This article explores effective staff development showcasing a simple but effective competency framework model that can be used by any firm of any size and complexity to explore their competence gap. To understand competence gap you need to know what competencies you have now, what you need for the future, and how you are going to develop your people to bridge the gap.
The issue is not if a four-day week would be beneficial to the nation and to its people. That argument’s been made and there are plenty of examples of how well it works. The issue is that our firms are incapable of reducing the working week because shareholders aren’t in it for the long term. And our employees aren’t prepared to earn less or invest in themselves either. It's impasse - but here's an action plan.
We know that men and women must be paid equally for jobs of equal value so we can assume that pay discrimination is not the explanation for the recently reported gender pay gaps in most organisations. Our analysis suggests that the cause is something much, much deeper. Deep in society. And no amount of castigating employers will fix it. As a society, universally, women are paid less than men. And we have to fix the attitudes that cause this - in the family, schools and society as a whole.
A series of blogs for 2021, designed to be consumed as podcasts, but using a single overview slide. Each is on a single management topic or everyday event. Each takes less than three minutes to consume. Just click to view the list and get the latest.
Many firms want to contract with foreign workers working in foreign countries. There is much debate about whether it is right for the UK employer to issue a UK employment contract to those foreign workers. We would generally say not and here’s the rationale.

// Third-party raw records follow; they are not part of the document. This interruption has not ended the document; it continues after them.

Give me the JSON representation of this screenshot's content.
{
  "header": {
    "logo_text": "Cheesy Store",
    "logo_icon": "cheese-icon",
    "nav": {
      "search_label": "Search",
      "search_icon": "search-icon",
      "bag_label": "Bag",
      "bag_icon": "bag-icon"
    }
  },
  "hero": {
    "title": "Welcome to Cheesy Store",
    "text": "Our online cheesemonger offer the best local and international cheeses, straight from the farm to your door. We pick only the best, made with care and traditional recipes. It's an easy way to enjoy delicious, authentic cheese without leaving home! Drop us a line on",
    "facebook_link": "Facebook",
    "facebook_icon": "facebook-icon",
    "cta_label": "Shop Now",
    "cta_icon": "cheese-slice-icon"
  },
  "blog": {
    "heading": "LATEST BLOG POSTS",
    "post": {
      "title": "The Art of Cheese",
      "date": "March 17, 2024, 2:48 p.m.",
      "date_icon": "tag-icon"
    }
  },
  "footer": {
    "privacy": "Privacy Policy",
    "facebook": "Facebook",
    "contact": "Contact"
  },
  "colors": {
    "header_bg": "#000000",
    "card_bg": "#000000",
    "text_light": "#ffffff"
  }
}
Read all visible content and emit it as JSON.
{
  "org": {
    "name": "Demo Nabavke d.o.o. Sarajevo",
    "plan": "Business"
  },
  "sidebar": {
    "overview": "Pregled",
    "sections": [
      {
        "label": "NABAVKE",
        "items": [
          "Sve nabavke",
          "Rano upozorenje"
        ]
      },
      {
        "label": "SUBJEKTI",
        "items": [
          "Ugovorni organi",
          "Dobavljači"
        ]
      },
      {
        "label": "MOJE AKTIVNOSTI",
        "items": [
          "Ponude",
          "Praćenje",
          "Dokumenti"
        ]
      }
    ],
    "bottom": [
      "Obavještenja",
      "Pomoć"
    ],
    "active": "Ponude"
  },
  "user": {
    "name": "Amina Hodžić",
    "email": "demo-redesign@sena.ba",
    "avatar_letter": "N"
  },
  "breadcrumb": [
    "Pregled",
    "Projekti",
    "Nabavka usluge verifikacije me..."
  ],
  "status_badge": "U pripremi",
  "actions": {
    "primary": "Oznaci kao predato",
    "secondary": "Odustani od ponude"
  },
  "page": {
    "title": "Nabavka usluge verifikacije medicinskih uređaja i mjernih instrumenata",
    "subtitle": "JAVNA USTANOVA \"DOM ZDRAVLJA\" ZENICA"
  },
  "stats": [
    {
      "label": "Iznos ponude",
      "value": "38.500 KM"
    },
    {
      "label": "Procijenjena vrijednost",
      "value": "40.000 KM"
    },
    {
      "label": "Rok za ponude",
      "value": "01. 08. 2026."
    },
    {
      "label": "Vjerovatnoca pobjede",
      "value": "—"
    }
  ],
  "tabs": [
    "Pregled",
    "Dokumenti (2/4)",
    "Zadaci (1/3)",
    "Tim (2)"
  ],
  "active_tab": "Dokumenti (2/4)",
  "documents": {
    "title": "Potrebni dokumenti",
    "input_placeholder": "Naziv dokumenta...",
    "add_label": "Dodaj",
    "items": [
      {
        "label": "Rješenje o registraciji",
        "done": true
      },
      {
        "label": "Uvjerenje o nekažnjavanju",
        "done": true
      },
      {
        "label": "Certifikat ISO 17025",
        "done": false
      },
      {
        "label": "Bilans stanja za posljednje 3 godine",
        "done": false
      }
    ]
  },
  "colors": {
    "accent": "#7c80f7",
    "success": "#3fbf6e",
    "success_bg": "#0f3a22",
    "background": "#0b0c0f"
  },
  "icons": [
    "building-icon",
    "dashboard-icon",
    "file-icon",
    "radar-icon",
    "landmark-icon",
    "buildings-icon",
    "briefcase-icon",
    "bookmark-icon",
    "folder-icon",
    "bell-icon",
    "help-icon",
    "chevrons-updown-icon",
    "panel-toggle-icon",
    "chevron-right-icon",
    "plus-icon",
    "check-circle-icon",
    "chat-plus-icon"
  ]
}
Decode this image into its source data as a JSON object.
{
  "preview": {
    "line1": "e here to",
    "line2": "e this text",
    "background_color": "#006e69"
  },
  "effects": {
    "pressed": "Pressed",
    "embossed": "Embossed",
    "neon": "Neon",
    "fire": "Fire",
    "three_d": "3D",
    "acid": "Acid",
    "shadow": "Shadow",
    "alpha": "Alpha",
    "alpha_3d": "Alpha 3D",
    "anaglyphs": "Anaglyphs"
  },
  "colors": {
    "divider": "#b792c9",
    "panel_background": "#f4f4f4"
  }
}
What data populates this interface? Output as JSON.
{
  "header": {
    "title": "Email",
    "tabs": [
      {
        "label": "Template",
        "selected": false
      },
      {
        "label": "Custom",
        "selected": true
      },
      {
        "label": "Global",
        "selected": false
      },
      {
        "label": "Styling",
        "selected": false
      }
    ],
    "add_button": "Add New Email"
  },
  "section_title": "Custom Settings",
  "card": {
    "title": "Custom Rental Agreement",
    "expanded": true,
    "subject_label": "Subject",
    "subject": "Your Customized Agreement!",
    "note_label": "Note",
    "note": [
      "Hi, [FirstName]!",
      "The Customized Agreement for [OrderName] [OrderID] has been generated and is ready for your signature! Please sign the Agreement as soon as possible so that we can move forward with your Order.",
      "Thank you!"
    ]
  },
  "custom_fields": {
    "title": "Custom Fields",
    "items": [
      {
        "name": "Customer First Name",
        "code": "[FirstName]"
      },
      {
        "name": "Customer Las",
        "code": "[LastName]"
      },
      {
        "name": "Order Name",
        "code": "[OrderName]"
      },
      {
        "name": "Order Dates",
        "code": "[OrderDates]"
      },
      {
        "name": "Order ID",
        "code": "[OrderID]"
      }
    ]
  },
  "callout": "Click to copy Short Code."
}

We argue that the choice of law in employment contracts should always be local law (unless work is done in many countries).